It is also under increased scrutiny in the United States, Europe and elsewhere over its business practices, advertising and handling of user data.

South Korea's Fair Trade Commission (FTC) recently looked into Temu to determine if it violated e-commerce and advertising regulations.

The FTC is probing if Temu is in line with consumer protection rules, citing complaints about product quality and other issues.

AFP has contacted Temu for comment.

An FTC spokesperson said they could not comment on specific cases when asked by AFP if the commission was investigating Temu.

The South Korean probe report follows similar concerns voiced by regulators and lawmakers worldwide, especially over the firm's use of personal data.

Temu came under fire this year over a campaign in France and Britain that offered vouchers of up to 100 euros ($110) for downloading the app and inviting another person to sign up.

The terms included granting the company the right to use personal data for life.

Temu stopped the offer last month because of "misunderstandings on the extent of client data use".

The head of South Korea's Personal Information Protection Commission told reporters that the body is looking into how Temu and Alibaba's AliExpress have been collecting and using people's data.

PDD Holdings operates a similarly successful domestic shopping platform for China called Pinduoduo.

A major competitor to industry titan Alibaba, PDD Holdings said last month that its net profit almost doubled in 2023.

Temu and Shein, have challenged Amazon with its surging growth in the United States.

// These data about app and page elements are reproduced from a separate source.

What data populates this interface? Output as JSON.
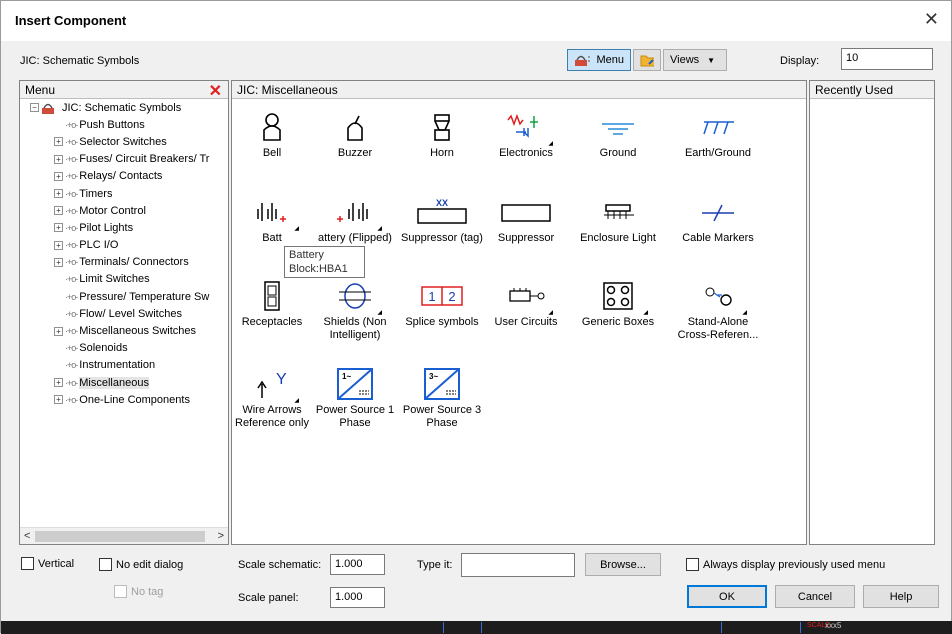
{
  "window": {
    "title": "Insert Component",
    "close": "✕"
  },
  "header": {
    "library": "JIC: Schematic Symbols",
    "menu_btn": "Menu",
    "views_btn": "Views",
    "display_label": "Display:",
    "display_value": "10"
  },
  "menu_panel": {
    "title": "Menu",
    "tree": [
      {
        "label": "JIC: Schematic Symbols",
        "root": true,
        "expand": "−"
      },
      {
        "label": "Push Buttons",
        "expand": ""
      },
      {
        "label": "Selector Switches",
        "expand": "+"
      },
      {
        "label": "Fuses/ Circuit Breakers/ Tr",
        "expand": "+"
      },
      {
        "label": "Relays/ Contacts",
        "expand": "+"
      },
      {
        "label": "Timers",
        "expand": "+"
      },
      {
        "label": "Motor Control",
        "expand": "+"
      },
      {
        "label": "Pilot Lights",
        "expand": "+"
      },
      {
        "label": "PLC I/O",
        "expand": "+"
      },
      {
        "label": "Terminals/ Connectors",
        "expand": "+"
      },
      {
        "label": "Limit Switches",
        "expand": ""
      },
      {
        "label": "Pressure/ Temperature Sw",
        "expand": ""
      },
      {
        "label": "Flow/ Level Switches",
        "expand": ""
      },
      {
        "label": "Miscellaneous Switches",
        "expand": "+"
      },
      {
        "label": "Solenoids",
        "expand": ""
      },
      {
        "label": "Instrumentation",
        "expand": ""
      },
      {
        "label": "Miscellaneous",
        "expand": "+",
        "selected": true
      },
      {
        "label": "One-Line Components",
        "expand": "+"
      }
    ]
  },
  "grid_panel": {
    "title": "JIC: Miscellaneous",
    "items": [
      {
        "label": "Bell",
        "icon": "bell-icon"
      },
      {
        "label": "Buzzer",
        "icon": "buzzer-icon"
      },
      {
        "label": "Horn",
        "icon": "horn-icon"
      },
      {
        "label": "Electronics",
        "icon": "electronics-icon"
      },
      {
        "label": "Ground",
        "icon": "ground-icon"
      },
      {
        "label": "Earth/Ground",
        "icon": "earth-ground-icon"
      },
      {
        "label": "Batt",
        "icon": "battery-icon"
      },
      {
        "label": "attery (Flipped)",
        "icon": "battery-flipped-icon"
      },
      {
        "label": "Suppressor (tag)",
        "icon": "suppressor-tag-icon"
      },
      {
        "label": "Suppressor",
        "icon": "suppressor-icon"
      },
      {
        "label": "Enclosure Light",
        "icon": "enclosure-light-icon"
      },
      {
        "label": "Cable Markers",
        "icon": "cable-markers-icon"
      },
      {
        "label": "Receptacles",
        "icon": "receptacle-icon"
      },
      {
        "label": "Shields (Non Intelligent)",
        "icon": "shield-icon"
      },
      {
        "label": "Splice symbols",
        "icon": "splice-icon"
      },
      {
        "label": "User Circuits",
        "icon": "user-circuits-icon"
      },
      {
        "label": "Generic Boxes",
        "icon": "generic-box-icon"
      },
      {
        "label": "Stand-Alone Cross-Referen...",
        "icon": "cross-reference-icon"
      },
      {
        "label": "Wire Arrows Reference only",
        "icon": "wire-arrow-icon"
      },
      {
        "label": "Power Source 1 Phase",
        "icon": "power-source-1-icon"
      },
      {
        "label": "Power Source 3 Phase",
        "icon": "power-source-3-icon"
      }
    ],
    "suppressor_tag_text": "XX",
    "splice_text": [
      "1",
      "2"
    ],
    "tooltip": {
      "line1": "Battery",
      "line2": "Block:HBA1"
    }
  },
  "recent_panel": {
    "title": "Recently Used"
  },
  "footer": {
    "vertical": "Vertical",
    "no_edit": "No edit dialog",
    "no_tag": "No tag",
    "scale_schematic_label": "Scale schematic:",
    "scale_schematic_value": "1.000",
    "scale_panel_label": "Scale panel:",
    "scale_panel_value": "1.000",
    "type_it_label": "Type it:",
    "type_it_value": "",
    "browse": "Browse...",
    "always_display": "Always display previously used menu",
    "ok": "OK",
    "cancel": "Cancel",
    "help": "Help"
  },
  "taskbar": {
    "scale": "SCALE",
    "xxx": "xxx5"
  },
  "colors": {
    "accent": "#0078d7",
    "icon_blue": "#1a5fd1",
    "close_red": "#e02020"
  }
}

Both have been accused in the United States of avoiding taxes and undercutting American businesses by abusing a rule allowing the duty-free import of items in shipments that do not exceed $800.